February 3: Angsar, bishop (815-865), became a monk to preach to pagans. He lived at the French Benedictine monastery of New Corbie and was sent to preach in Denmark and Sweden. He was made abbot and then became archbishop of Hamburg. He is known as the Apostle of the North because he restored Denmark to the faith and helped bolster the faith of other Scandinavians.
February 4: John de Brito, S.J., priest, religious, and martyr (1647-1693), was a Portuguese Jesuit missionary who served in India and was named “The Portuguese Francis Xavier” to the Indians. De Brito was martyred because he counseled a Maravan prince during his conversion to give up all but one of his wives. One of the wives was a niece to the neighboring king, who set up a round of persecutions against priests and catechists.
February 5: Agatha, martyr, (d. 251), died in Sicily during the Diocletian persecution after she refused to give up her faith when sent to a brothel for punishment. She was subsequently tortured. Sicilians believe her intercession stopped Mount Etna from erupting the year after her burial. She has been sought as a protector against fire and in mentioned in the First Eucharistic prayer.
February 6: Paul Miki and Companions, martyrs (d. 1597), were martyred in Nagasaki, Japan for being Christians. Miki was a Jesuit brother and a native Japanese who was killed alongside 25 clergy, religious, and laypeople. They were suspended on crosses and killed by spears thrust into their hearts. Remnants of the Christian community continued through baptism without any priestly leadership. It was discovered when Japan was reopened in 1865.
This Week in Jesuit History
· Jan 31, 1774. Fr. General Laurence Ricci, a prisoner in Castel S Angelo, claimed his liberty, since his innocence had been fully vindicated. He received from the Papal Congregation the reply that they would think about it. Pope Clement XIV was said at this time to be mentally afflicted.
· Feb 1, 1549. The first Jesuit missionaries to go to Brazil set sail from Lisbon, Portugal, under Fr. Emmanuel de Nobrega.
· Feb 2, 1528. Ignatius arrived in Paris to begin his program of studies at the University of Paris.
· Feb 3, 1571. In Florida, the martyrdom of Fr. Louis Quiros and two novices, shot with arrows by an apostate Indian.
· Feb 4, 1617. An imperial edict banished all missionaries from China.

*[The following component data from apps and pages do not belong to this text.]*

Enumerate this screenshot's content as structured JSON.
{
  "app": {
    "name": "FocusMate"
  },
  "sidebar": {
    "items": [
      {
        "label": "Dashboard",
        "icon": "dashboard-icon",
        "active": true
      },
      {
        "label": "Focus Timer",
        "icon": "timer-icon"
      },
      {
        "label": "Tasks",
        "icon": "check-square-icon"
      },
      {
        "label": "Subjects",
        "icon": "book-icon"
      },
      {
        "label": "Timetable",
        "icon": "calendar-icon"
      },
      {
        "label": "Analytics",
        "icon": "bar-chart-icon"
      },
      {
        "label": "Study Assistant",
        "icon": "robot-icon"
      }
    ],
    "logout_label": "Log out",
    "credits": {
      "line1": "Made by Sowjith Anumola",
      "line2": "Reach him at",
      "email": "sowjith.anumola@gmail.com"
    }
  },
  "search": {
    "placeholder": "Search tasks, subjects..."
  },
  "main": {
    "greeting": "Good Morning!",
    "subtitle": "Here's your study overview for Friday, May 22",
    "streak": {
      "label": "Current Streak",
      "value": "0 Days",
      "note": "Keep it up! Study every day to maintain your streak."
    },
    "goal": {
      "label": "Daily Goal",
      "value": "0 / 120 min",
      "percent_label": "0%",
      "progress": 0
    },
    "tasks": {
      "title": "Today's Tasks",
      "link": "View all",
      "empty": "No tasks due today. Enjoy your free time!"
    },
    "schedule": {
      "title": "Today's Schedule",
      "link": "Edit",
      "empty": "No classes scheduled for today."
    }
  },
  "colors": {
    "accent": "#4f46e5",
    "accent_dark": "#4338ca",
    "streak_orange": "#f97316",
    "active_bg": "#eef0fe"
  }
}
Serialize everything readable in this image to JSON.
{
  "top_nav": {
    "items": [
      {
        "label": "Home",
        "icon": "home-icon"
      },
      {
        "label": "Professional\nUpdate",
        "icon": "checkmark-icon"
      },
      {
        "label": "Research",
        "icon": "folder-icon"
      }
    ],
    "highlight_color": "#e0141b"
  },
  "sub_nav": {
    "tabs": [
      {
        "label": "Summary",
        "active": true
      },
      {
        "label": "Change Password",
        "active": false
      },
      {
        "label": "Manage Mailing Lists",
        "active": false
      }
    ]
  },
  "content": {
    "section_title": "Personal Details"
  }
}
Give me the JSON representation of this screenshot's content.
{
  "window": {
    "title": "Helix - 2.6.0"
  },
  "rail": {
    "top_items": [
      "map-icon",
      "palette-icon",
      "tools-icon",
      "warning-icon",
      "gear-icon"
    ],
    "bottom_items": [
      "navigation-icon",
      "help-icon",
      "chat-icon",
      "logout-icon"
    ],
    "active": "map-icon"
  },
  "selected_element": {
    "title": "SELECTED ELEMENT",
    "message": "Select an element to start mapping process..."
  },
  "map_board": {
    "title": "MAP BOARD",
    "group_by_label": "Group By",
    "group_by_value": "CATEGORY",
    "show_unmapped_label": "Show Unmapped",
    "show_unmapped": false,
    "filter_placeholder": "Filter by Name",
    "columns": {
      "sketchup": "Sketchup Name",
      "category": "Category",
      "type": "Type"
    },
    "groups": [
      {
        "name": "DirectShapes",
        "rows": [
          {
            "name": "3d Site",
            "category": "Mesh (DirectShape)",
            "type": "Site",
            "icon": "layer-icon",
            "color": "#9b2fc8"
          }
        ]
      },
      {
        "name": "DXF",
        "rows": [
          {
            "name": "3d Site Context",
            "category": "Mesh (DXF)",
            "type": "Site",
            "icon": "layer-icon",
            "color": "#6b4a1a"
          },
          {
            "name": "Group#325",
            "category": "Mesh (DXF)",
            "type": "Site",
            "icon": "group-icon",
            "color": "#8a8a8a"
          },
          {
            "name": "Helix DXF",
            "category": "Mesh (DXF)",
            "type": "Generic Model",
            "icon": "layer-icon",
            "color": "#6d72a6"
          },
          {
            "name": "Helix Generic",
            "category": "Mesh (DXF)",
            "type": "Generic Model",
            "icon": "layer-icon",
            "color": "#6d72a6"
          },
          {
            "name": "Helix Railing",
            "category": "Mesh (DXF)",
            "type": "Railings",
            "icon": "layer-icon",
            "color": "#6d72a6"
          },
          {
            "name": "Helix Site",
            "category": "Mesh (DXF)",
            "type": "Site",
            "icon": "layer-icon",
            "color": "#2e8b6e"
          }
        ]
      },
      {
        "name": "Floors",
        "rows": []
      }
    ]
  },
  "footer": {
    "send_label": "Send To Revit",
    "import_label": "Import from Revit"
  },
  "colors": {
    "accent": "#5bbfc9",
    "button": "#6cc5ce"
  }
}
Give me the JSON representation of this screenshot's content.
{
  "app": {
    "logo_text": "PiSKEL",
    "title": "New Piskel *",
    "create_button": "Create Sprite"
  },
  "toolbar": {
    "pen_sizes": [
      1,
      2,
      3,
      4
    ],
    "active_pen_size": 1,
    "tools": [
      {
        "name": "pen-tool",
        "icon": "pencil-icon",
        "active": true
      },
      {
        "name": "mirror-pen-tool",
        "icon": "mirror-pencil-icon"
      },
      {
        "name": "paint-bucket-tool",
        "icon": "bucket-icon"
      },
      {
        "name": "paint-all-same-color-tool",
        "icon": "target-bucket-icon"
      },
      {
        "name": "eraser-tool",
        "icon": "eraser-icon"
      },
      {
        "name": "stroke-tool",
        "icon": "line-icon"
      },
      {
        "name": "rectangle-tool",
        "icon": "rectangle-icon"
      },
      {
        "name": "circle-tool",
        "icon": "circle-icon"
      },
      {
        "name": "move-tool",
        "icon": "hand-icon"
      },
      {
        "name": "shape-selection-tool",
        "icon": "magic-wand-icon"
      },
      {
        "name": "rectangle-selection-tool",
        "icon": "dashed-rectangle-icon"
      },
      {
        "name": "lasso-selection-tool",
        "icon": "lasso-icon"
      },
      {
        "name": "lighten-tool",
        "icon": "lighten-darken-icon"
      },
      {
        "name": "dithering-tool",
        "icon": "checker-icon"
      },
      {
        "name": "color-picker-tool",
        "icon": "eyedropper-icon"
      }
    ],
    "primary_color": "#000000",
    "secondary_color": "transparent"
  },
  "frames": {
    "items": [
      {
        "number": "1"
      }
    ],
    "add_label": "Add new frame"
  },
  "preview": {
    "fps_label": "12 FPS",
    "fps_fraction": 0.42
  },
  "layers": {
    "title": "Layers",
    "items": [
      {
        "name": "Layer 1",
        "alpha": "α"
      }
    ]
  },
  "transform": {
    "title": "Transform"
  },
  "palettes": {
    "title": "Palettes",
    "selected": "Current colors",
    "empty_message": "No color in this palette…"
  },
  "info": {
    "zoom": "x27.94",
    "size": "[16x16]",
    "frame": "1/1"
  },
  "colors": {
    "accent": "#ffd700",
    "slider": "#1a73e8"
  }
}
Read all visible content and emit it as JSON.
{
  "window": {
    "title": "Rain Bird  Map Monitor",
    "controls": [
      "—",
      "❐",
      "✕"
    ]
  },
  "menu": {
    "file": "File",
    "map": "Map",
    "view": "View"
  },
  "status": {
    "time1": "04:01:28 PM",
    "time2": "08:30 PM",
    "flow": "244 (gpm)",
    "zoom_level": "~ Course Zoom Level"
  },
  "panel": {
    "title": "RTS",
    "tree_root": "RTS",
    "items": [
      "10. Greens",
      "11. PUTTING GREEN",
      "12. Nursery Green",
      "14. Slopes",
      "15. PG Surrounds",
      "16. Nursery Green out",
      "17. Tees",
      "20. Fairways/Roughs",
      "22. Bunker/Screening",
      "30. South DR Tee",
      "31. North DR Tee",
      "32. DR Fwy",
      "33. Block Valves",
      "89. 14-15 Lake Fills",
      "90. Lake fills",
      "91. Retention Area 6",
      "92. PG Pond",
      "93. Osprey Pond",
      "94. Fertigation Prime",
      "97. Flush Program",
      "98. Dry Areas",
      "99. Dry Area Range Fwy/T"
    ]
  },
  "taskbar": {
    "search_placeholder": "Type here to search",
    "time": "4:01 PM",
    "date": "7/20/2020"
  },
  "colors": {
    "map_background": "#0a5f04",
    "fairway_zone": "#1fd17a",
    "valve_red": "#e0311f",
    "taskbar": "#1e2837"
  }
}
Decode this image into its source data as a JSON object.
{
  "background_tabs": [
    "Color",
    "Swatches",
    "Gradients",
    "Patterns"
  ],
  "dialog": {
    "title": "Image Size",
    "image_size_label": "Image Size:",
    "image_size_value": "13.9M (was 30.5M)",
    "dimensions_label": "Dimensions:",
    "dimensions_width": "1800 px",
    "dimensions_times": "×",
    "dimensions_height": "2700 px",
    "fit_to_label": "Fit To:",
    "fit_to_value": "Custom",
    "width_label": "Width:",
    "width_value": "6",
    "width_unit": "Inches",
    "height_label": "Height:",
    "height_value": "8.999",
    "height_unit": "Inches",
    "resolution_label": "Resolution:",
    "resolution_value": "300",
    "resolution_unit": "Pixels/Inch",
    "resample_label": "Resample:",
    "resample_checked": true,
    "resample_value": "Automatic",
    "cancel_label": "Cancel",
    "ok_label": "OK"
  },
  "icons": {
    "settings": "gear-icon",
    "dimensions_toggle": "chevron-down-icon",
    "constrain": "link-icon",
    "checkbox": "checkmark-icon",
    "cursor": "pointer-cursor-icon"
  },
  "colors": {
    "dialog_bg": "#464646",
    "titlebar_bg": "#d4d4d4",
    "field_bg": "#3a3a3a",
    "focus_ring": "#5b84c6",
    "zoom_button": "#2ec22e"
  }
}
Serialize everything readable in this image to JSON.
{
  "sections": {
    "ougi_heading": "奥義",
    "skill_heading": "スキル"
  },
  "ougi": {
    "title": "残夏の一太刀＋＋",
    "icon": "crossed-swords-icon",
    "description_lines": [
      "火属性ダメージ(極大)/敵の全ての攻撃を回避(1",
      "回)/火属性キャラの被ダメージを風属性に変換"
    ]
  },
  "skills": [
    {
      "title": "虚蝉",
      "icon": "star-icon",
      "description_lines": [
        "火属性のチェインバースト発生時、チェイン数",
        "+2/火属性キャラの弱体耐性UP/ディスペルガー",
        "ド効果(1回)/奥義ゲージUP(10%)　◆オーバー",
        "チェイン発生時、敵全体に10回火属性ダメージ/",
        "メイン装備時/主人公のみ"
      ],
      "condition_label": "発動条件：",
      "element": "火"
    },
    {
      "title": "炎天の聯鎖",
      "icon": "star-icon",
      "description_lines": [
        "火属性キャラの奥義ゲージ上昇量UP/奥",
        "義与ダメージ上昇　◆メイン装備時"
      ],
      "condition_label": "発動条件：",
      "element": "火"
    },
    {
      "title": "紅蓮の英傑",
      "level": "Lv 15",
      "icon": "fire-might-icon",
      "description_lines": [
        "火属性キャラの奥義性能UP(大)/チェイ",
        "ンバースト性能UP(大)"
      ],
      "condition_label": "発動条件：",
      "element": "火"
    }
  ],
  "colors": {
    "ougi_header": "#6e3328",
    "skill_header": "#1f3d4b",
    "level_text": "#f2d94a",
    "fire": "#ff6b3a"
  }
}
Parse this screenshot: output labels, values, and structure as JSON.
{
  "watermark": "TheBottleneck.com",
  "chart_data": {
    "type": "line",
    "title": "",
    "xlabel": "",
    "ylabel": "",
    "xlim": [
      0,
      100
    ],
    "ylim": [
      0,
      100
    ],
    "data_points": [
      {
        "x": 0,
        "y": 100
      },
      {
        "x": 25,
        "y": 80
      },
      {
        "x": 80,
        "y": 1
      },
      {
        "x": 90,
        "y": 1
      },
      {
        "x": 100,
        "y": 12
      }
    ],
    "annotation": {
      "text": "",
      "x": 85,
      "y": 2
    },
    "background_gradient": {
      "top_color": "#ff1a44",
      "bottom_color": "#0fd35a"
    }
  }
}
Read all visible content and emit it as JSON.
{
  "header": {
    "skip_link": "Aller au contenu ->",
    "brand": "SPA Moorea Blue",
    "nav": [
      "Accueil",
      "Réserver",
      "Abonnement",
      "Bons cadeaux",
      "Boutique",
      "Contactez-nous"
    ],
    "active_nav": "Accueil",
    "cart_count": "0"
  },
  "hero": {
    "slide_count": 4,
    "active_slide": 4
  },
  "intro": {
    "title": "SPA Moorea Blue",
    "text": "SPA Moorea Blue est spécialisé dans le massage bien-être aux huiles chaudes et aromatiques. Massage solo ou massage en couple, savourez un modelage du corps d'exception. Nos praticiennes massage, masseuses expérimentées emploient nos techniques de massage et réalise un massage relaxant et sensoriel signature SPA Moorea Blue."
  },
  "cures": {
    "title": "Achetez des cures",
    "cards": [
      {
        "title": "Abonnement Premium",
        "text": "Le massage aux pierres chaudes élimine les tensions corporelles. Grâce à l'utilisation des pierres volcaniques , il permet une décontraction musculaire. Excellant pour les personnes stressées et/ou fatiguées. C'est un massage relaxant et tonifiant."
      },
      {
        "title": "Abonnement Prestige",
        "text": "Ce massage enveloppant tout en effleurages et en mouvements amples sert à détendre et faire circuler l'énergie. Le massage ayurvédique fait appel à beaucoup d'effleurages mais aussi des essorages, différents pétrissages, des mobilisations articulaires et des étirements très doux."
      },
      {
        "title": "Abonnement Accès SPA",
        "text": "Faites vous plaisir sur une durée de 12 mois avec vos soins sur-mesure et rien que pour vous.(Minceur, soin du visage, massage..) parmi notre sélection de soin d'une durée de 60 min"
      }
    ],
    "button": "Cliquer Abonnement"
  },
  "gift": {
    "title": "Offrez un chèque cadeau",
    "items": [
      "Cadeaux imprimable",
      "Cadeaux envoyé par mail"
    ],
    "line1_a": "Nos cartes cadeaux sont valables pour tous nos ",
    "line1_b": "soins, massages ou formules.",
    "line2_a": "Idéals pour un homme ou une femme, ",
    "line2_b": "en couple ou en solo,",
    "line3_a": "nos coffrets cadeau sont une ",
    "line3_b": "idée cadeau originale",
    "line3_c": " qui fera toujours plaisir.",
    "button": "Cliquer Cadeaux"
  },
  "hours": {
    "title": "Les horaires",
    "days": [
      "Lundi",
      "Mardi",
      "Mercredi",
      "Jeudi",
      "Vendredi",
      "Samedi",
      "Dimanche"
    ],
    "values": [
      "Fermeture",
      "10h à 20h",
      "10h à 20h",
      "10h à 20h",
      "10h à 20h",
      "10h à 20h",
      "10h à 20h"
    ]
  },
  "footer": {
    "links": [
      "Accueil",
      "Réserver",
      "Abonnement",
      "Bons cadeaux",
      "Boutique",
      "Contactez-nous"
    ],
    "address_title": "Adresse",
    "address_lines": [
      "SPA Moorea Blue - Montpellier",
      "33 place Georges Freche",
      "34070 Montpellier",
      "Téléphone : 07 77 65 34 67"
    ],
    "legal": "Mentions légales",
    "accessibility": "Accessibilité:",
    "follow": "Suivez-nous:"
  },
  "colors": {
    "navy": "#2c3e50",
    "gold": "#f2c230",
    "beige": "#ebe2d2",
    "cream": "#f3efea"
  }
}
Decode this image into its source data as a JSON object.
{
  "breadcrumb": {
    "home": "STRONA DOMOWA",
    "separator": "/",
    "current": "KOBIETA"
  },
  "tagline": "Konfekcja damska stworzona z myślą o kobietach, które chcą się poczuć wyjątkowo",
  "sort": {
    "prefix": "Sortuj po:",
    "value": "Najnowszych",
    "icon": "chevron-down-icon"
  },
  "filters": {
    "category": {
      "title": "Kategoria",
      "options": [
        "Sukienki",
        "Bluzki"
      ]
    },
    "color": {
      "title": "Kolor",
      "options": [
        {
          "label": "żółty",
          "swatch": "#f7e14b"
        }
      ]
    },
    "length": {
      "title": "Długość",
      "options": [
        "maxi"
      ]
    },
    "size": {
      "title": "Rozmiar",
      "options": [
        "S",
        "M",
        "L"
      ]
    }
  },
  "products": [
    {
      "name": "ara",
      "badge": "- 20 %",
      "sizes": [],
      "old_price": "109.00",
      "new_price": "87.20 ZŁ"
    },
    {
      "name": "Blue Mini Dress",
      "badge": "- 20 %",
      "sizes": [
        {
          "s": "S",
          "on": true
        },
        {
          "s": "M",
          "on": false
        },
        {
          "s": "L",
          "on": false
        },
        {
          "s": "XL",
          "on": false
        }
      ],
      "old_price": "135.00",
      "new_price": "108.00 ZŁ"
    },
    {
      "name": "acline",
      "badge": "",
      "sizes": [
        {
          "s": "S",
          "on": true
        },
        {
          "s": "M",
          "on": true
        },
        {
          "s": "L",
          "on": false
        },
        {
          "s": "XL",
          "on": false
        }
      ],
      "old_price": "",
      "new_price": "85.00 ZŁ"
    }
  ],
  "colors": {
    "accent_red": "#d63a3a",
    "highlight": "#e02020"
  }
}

· Feb 5, 1833. The first provincial of Maryland, Fr. William McSherry, was appointed.
· Feb 6, 1612. The death of Christopher Clavius, one of the greatest mathematicians and scientists of the Society.